The red alga Galdieria phlegrea was used as an experimental organism to test the bioaccumulation of rare earth elements (REEs) from luminophores. Algal cells were cultured mixotrophically in a liquid medium with addition of glycerol as a source of carbon. Luminophores from two different sources (fluorescence lamps and energy saving light bulbs) were added into the medium in the form of a powder. The cell number was monitored to follow the growth of the algal culture. The content of single REEs in the luminophores, and the biomass, were determined using ICP-MS. The most abundant element in both luminophores was yttrium, representing about 90% w/w. The growth of cultures grown in the presence of both luminophores was comparable with the control. The total amount of accumulated REEs in biomass differed with the type and concentration of luminophore used. The most abundant element accumulated in the biomass was lanthanum. To conclude, Galdieria phlegrea can grow in the presence of luminophores and accumulate REEs. The enriched biomass is a promising template for biotechnological applications.

Session: 44, Room: B, at Sat, 09/07/2019 - 12:30 to 12:33
Flash presentation in Electric and electronic waste

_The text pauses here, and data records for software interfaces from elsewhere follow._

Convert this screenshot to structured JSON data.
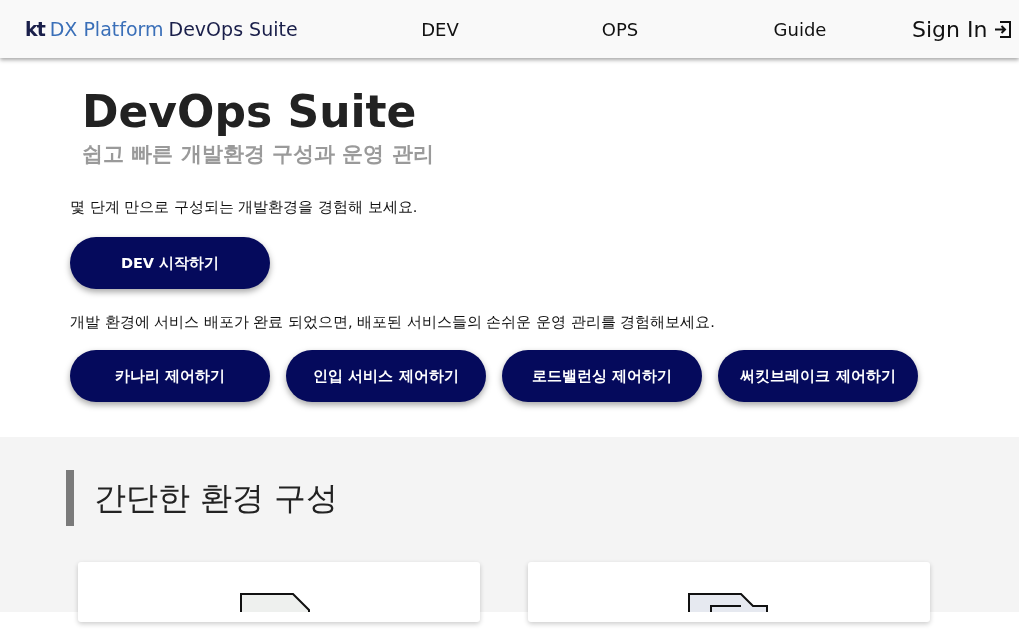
{
  "header": {
    "logo_mark": "kt",
    "logo_brand": "DX Platform",
    "logo_product": "DevOps Suite",
    "nav": [
      {
        "label": "DEV"
      },
      {
        "label": "OPS"
      },
      {
        "label": "Guide"
      }
    ],
    "sign_in": "Sign In"
  },
  "hero": {
    "title": "DevOps Suite",
    "subtitle": "쉽고 빠른 개발환경 구성과 운영 관리",
    "dev_text": "몇 단계 만으로 구성되는 개발환경을 경험해 보세요.",
    "dev_buttons": [
      "DEV 시작하기"
    ],
    "ops_text": "개발 환경에 서비스 배포가 완료 되었으면, 배포된 서비스들의 손쉬운 운영 관리를 경험해보세요.",
    "ops_buttons": [
      "카나리 제어하기",
      "인입 서비스 제어하기",
      "로드밸런싱 제어하기",
      "써킷브레이크 제어하기"
    ]
  },
  "section": {
    "heading": "간단한 환경 구성",
    "cards": [
      {
        "kind": "document"
      },
      {
        "kind": "documents"
      }
    ]
  }
}
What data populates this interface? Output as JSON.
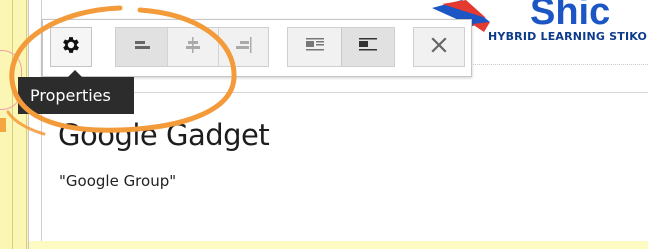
{
  "logo": {
    "subtitle": "HYBRID LEARNING STIKOM",
    "colors": {
      "blue": "#1c55c4",
      "red": "#e43a2f",
      "dark_blue": "#0d3b8c"
    }
  },
  "toolbar": {
    "properties_icon": "gear-icon",
    "align_buttons": [
      {
        "icon": "align-left-icon",
        "active": true
      },
      {
        "icon": "align-center-icon",
        "active": false
      },
      {
        "icon": "align-right-icon",
        "active": false
      }
    ],
    "wrap_buttons": [
      {
        "icon": "wrap-inline-icon",
        "active": false
      },
      {
        "icon": "wrap-left-icon",
        "active": true
      }
    ],
    "remove_icon": "close-icon"
  },
  "tooltip": {
    "text": "Properties"
  },
  "gadget": {
    "title": "Google Gadget",
    "text": "\"Google Group\""
  },
  "annotation": {
    "color": "#f39a3a"
  }
}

The technology of Lithium batteries is nowadays greatly developing, as they are an efficient mean of energy storage. Their main use is in electric and electronic devices. Moreover after 2010, these batteries are also used in the development of electric vehicles, an industrial sector which has a high growth rate. Since these technologies are advancing and the quantitative use of Lithium batteries in Europe is expected to increase, a flow of Lithium batteries waste will be generated that will need novel methods to be treated. Therefore, much research should be done focusing on the waste batteries, their collection and possibilities of reuse. Recent approaches in battery recycling are focusing on material separation and partially processed raw material re-use. But concerns about the great amounts of waste, the possible lack of the primary materials included in the batteries and also the possible soil and water contamination, is leading the scientists to find new methods of restoring, reusing and expanding the life cycle of Lithium batteries.
The objective of the present work is to review the current status and future prospects of lithium batteries use and treatment as waste. The increasing importance of Lithium as well as its present applications, the storage and reuse methods as well as its constraints as an energy storage material will be highlighted in the work.

Session: 38, Room: B, at Sat, 09/07/2019 - 10:00 to 10:15
Oral presentation in Electric and electronic waste

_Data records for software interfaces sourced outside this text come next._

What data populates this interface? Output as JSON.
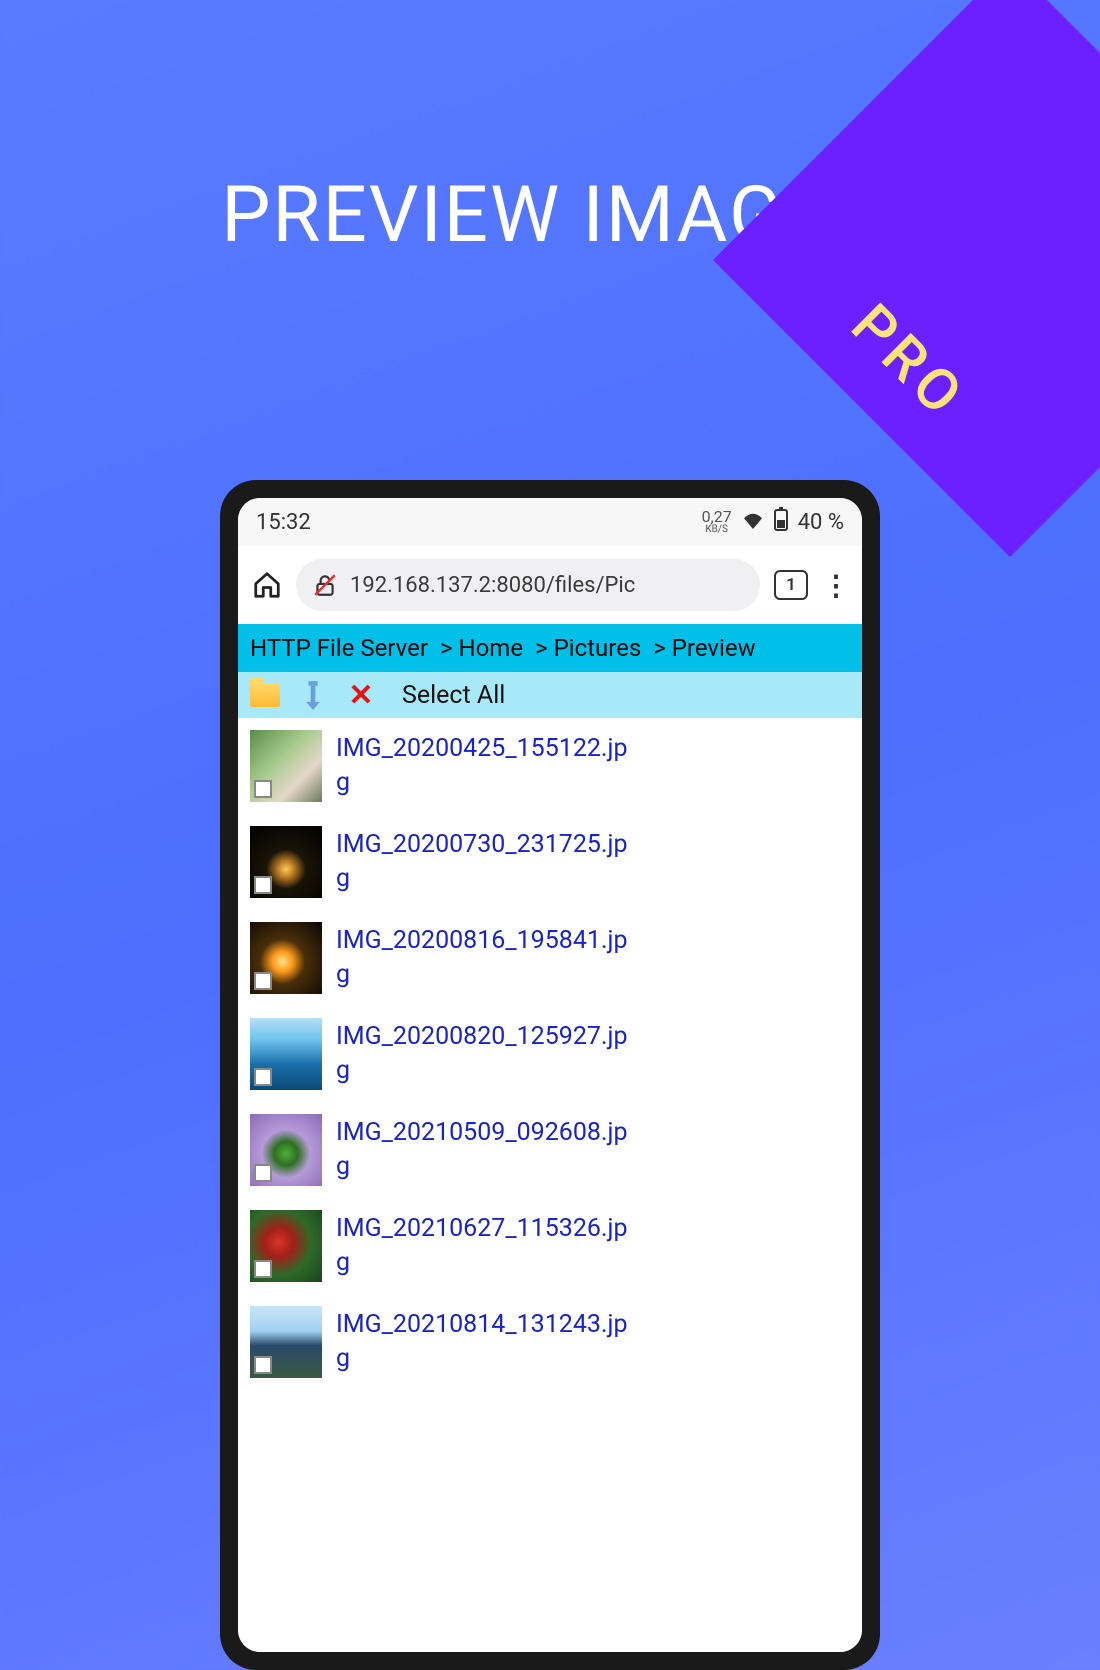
{
  "promo": {
    "ribbon": "PRO",
    "headline": "PREVIEW IMAGES"
  },
  "status": {
    "time": "15:32",
    "kbs": "0,27",
    "kbs_unit": "KB/S",
    "battery": "40 %"
  },
  "browser": {
    "url": "192.168.137.2:8080/files/Pic",
    "tab_count": "1"
  },
  "breadcrumb": {
    "root": "HTTP File Server",
    "sep": ">",
    "items": [
      "Home",
      "Pictures",
      "Preview"
    ]
  },
  "toolbar": {
    "select_all": "Select All"
  },
  "files": [
    {
      "name": "IMG_20200425_155122.jpg",
      "thumb": "thumb1"
    },
    {
      "name": "IMG_20200730_231725.jpg",
      "thumb": "thumb2"
    },
    {
      "name": "IMG_20200816_195841.jpg",
      "thumb": "thumb3"
    },
    {
      "name": "IMG_20200820_125927.jpg",
      "thumb": "thumb4"
    },
    {
      "name": "IMG_20210509_092608.jpg",
      "thumb": "thumb5"
    },
    {
      "name": "IMG_20210627_115326.jpg",
      "thumb": "thumb6"
    },
    {
      "name": "IMG_20210814_131243.jpg",
      "thumb": "thumb7"
    }
  ]
}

WEEE streams challenge the goals towards a circular economy, since WEEE contain valuable and scarce resources that could be prepared for a second life or recovered. In the framework of the project LIFE REWEEE (LIFE14 ENV/GR/000858), Hellenic Recycling Agency (HRA) aims to raise awareness among stakeholders and consumers on the preference for reuse rather than consumption and recycling. A set of specifications have been prepared, applicable to the collection, storage, sorting of WEEE and to all stages of the preparing for reuse process. The specifications aim to provide an integrated legal framework in Greece and simultaneously a standard procedure for managing WEEE in order to encourage the reuse of WEEE as promoted by the Directive 2012/19/EU and the MD 23615/651/Ε.103/2014. Moreover, a Guide describing prevention and management practices of WEEE addressed to citizens was prepared, which provides information to the citizens concerning ways of extending appliances’ life and alternative treatment ways of WEEE. Finally, Repair Events were organized for citizens who had the opportunity to repair their appliances without cost and to be introduced in an attractive way to the WEEE prevention culture. This paper presents the HRA’s actions to promote reuse as well as restrictions faced and further actions.

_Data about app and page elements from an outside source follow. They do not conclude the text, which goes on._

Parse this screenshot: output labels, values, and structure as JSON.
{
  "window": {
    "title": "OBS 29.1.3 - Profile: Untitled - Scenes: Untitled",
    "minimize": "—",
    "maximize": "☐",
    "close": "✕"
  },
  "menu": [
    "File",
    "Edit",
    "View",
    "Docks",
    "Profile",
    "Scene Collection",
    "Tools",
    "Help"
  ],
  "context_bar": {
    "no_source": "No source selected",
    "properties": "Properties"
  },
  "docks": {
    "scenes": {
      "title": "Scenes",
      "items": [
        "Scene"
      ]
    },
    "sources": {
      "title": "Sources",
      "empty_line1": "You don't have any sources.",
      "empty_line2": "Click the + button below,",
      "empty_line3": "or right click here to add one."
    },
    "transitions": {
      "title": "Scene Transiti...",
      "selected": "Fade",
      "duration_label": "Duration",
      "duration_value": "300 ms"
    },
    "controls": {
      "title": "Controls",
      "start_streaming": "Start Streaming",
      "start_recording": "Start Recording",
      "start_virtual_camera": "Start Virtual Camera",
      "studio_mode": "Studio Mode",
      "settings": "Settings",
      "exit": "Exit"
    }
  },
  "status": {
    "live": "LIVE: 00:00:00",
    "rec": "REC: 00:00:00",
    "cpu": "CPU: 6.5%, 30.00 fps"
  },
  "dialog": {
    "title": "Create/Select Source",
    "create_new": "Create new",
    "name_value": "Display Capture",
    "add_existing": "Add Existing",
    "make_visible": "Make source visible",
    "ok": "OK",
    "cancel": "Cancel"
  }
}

Session: 44, Room: B, at Sat, 09/07/2019 - 11:30 to 11:45
Oral presentation in Electric and electronic waste